**Work to complete:** Repeat the data in full and exactly. Leave the pictures out.

******************************

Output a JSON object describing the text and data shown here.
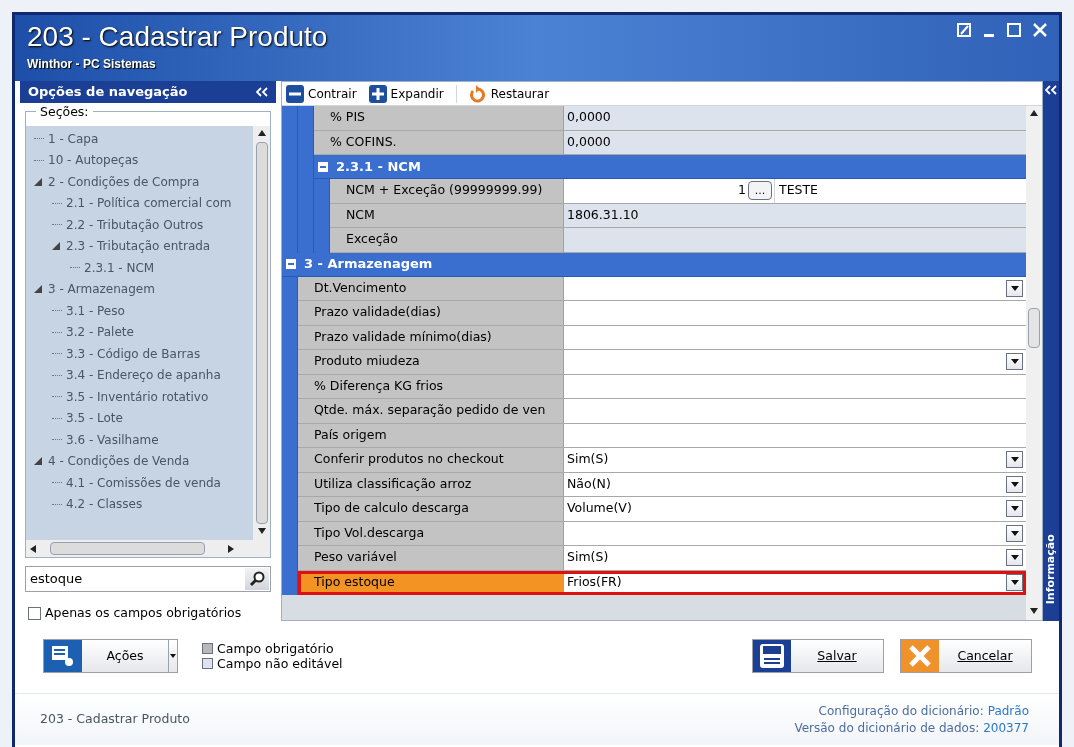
{
  "window": {
    "title": "203 - Cadastrar  Produto",
    "subtitle": "Winthor - PC Sistemas"
  },
  "nav": {
    "title": "Opções de navegação",
    "sections_label": "Seções:",
    "tree": [
      {
        "label": "1 - Capa"
      },
      {
        "label": "10 - Autopeças"
      },
      {
        "label": "2 - Condições de Compra",
        "expanded": true,
        "children": [
          {
            "label": "2.1 - Política comercial com"
          },
          {
            "label": "2.2 - Tributação Outros"
          },
          {
            "label": "2.3 - Tributação entrada",
            "expanded": true,
            "children": [
              {
                "label": "2.3.1 - NCM"
              }
            ]
          }
        ]
      },
      {
        "label": "3 - Armazenagem",
        "expanded": true,
        "children": [
          {
            "label": "3.1 - Peso"
          },
          {
            "label": "3.2 - Palete"
          },
          {
            "label": "3.3 - Código de Barras"
          },
          {
            "label": "3.4 - Endereço de apanha"
          },
          {
            "label": "3.5 - Inventário rotativo"
          },
          {
            "label": "3.5 - Lote"
          },
          {
            "label": "3.6 - Vasilhame"
          }
        ]
      },
      {
        "label": "4 - Condições de Venda",
        "expanded": true,
        "children": [
          {
            "label": "4.1 - Comissões de venda"
          },
          {
            "label": "4.2 - Classes"
          }
        ]
      }
    ],
    "search": {
      "value": "estoque"
    },
    "filter": {
      "label": "Apenas os campos obrigatórios",
      "checked": false
    }
  },
  "toolbar": [
    {
      "label": "Contrair",
      "kind": "collapse"
    },
    {
      "label": "Expandir",
      "kind": "expand"
    },
    {
      "label": "Restaurar",
      "kind": "restore"
    }
  ],
  "grid": {
    "groups": [
      {
        "children": [
          {
            "children": [
              {
                "label": "% PIS",
                "value": "0,0000",
                "kind": "text",
                "editable": false,
                "selected": false
              },
              {
                "label": "% COFINS.",
                "value": "0,0000",
                "kind": "text",
                "editable": false,
                "selected": false
              },
              {
                "title": "2.3.1 - NCM",
                "expanded": true,
                "children": [
                  {
                    "label": "NCM + Exceção (99999999.99)",
                    "code": "1",
                    "button_label": "...",
                    "value": "TESTE",
                    "kind": "lookup",
                    "editable": true,
                    "selected": false
                  },
                  {
                    "label": "NCM",
                    "value": "1806.31.10",
                    "kind": "text",
                    "editable": false,
                    "selected": false
                  },
                  {
                    "label": "Exceção",
                    "kind": "text",
                    "editable": false,
                    "selected": false
                  }
                ]
              }
            ]
          }
        ]
      },
      {
        "title": "3 - Armazenagem",
        "expanded": true,
        "children": [
          {
            "label": "Dt.Vencimento",
            "kind": "dropdown",
            "editable": true,
            "selected": false
          },
          {
            "label": "Prazo validade(dias)",
            "kind": "text",
            "editable": true,
            "selected": false
          },
          {
            "label": "Prazo validade mínimo(dias)",
            "kind": "text",
            "editable": true,
            "selected": false
          },
          {
            "label": "Produto miudeza",
            "kind": "dropdown",
            "editable": true,
            "selected": false
          },
          {
            "label": "% Diferença KG frios",
            "kind": "text",
            "editable": true,
            "selected": false
          },
          {
            "label": "Qtde. máx. separação pedido de ven",
            "kind": "text",
            "editable": true,
            "selected": false
          },
          {
            "label": "País origem",
            "kind": "text",
            "editable": true,
            "selected": false
          },
          {
            "label": "Conferir produtos no checkout",
            "value": "Sim(S)",
            "kind": "dropdown",
            "editable": true,
            "selected": false
          },
          {
            "label": "Utiliza classificação arroz",
            "value": "Não(N)",
            "kind": "dropdown",
            "editable": true,
            "selected": false
          },
          {
            "label": "Tipo de calculo descarga",
            "value": "Volume(V)",
            "kind": "dropdown",
            "editable": true,
            "selected": false
          },
          {
            "label": "Tipo Vol.descarga",
            "kind": "dropdown",
            "editable": true,
            "selected": false
          },
          {
            "label": "Peso variável",
            "value": "Sim(S)",
            "kind": "dropdown",
            "editable": true,
            "selected": false
          },
          {
            "label": "Tipo estoque",
            "value": "Frios(FR)",
            "kind": "dropdown",
            "editable": true,
            "selected": true
          }
        ]
      }
    ]
  },
  "side_tab": "Informação",
  "actions": {
    "label": "Ações"
  },
  "legend": [
    {
      "label": "Campo obrigatório",
      "color": "#b8b8b8"
    },
    {
      "label": "Campo não editável",
      "color": "#dde3ec"
    }
  ],
  "buttons": [
    {
      "label": "Salvar",
      "kind": "save"
    },
    {
      "label": "Cancelar",
      "kind": "cancel"
    }
  ],
  "status": {
    "left": "203 - Cadastrar  Produto",
    "info": [
      {
        "label": "Configuração do dicionário:",
        "value": "Padrão"
      },
      {
        "label": "Versão do dicionário de dados:",
        "value": "200377"
      }
    ]
  }
}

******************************

**Solution to this exercise:**
Output a JSON object describing the text and data shown here.
{
  "window": {
    "title": "203 - Cadastrar  Produto",
    "subtitle": "Winthor - PC Sistemas"
  },
  "nav": {
    "title": "Opções de navegação",
    "sections_label": "Seções:",
    "tree": [
      {
        "label": "1 - Capa"
      },
      {
        "label": "10 - Autopeças"
      },
      {
        "label": "2 - Condições de Compra",
        "expanded": true,
        "children": [
          {
            "label": "2.1 - Política comercial com"
          },
          {
            "label": "2.2 - Tributação Outros"
          },
          {
            "label": "2.3 - Tributação entrada",
            "expanded": true,
            "children": [
              {
                "label": "2.3.1 - NCM"
              }
            ]
          }
        ]
      },
      {
        "label": "3 - Armazenagem",
        "expanded": true,
        "children": [
          {
            "label": "3.1 - Peso"
          },
          {
            "label": "3.2 - Palete"
          },
          {
            "label": "3.3 - Código de Barras"
          },
          {
            "label": "3.4 - Endereço de apanha"
          },
          {
            "label": "3.5 - Inventário rotativo"
          },
          {
            "label": "3.5 - Lote"
          },
          {
            "label": "3.6 - Vasilhame"
          }
        ]
      },
      {
        "label": "4 - Condições de Venda",
        "expanded": true,
        "children": [
          {
            "label": "4.1 - Comissões de venda"
          },
          {
            "label": "4.2 - Classes"
          }
        ]
      }
    ],
    "search": {
      "value": "estoque"
    },
    "filter": {
      "label": "Apenas os campos obrigatórios",
      "checked": false
    }
  },
  "toolbar": [
    {
      "label": "Contrair",
      "kind": "collapse"
    },
    {
      "label": "Expandir",
      "kind": "expand"
    },
    {
      "label": "Restaurar",
      "kind": "restore"
    }
  ],
  "grid": {
    "groups": [
      {
        "children": [
          {
            "children": [
              {
                "label": "% PIS",
                "value": "0,0000",
                "kind": "text",
                "editable": false,
                "selected": false
              },
              {
                "label": "% COFINS.",
                "value": "0,0000",
                "kind": "text",
                "editable": false,
                "selected": false
              },
              {
                "title": "2.3.1 - NCM",
                "expanded": true,
                "children": [
                  {
                    "label": "NCM + Exceção (99999999.99)",
                    "code": "1",
                    "button_label": "...",
                    "value": "TESTE",
                    "kind": "lookup",
                    "editable": true,
                    "selected": false
                  },
                  {
                    "label": "NCM",
                    "value": "1806.31.10",
                    "kind": "text",
                    "editable": false,
                    "selected": false
                  },
                  {
                    "label": "Exceção",
                    "kind": "text",
                    "editable": false,
                    "selected": false
                  }
                ]
              }
            ]
          }
        ]
      },
      {
        "title": "3 - Armazenagem",
        "expanded": true,
        "children": [
          {
            "label": "Dt.Vencimento",
            "kind": "dropdown",
            "editable": true,
            "selected": false
          },
          {
            "label": "Prazo validade(dias)",
            "kind": "text",
            "editable": true,
            "selected": false
          },
          {
            "label": "Prazo validade mínimo(dias)",
            "kind": "text",
            "editable": true,
            "selected": false
          },
          {
            "label": "Produto miudeza",
            "kind": "dropdown",
            "editable": true,
            "selected": false
          },
          {
            "label": "% Diferença KG frios",
            "kind": "text",
            "editable": true,
            "selected": false
          },
          {
            "label": "Qtde. máx. separação pedido de ven",
            "kind": "text",
            "editable": true,
            "selected": false
          },
          {
            "label": "País origem",
            "kind": "text",
            "editable": true,
            "selected": false
          },
          {
            "label": "Conferir produtos no checkout",
            "value": "Sim(S)",
            "kind": "dropdown",
            "editable": true,
            "selected": false
          },
          {
            "label": "Utiliza classificação arroz",
            "value": "Não(N)",
            "kind": "dropdown",
            "editable": true,
            "selected": false
          },
          {
            "label": "Tipo de calculo descarga",
            "value": "Volume(V)",
            "kind": "dropdown",
            "editable": true,
            "selected": false
          },
          {
            "label": "Tipo Vol.descarga",
            "kind": "dropdown",
            "editable": true,
            "selected": false
          },
          {
            "label": "Peso variável",
            "value": "Sim(S)",
            "kind": "dropdown",
            "editable": true,
            "selected": false
          },
          {
            "label": "Tipo estoque",
            "value": "Frios(FR)",
            "kind": "dropdown",
            "editable": true,
            "selected": true
          }
        ]
      }
    ]
  },
  "side_tab": "Informação",
  "actions": {
    "label": "Ações"
  },
  "legend": [
    {
      "label": "Campo obrigatório",
      "color": "#b8b8b8"
    },
    {
      "label": "Campo não editável",
      "color": "#dde3ec"
    }
  ],
  "buttons": [
    {
      "label": "Salvar",
      "kind": "save"
    },
    {
      "label": "Cancelar",
      "kind": "cancel"
    }
  ],
  "status": {
    "left": "203 - Cadastrar  Produto",
    "info": [
      {
        "label": "Configuração do dicionário:",
        "value": "Padrão"
      },
      {
        "label": "Versão do dicionário de dados:",
        "value": "200377"
      }
    ]
  }
}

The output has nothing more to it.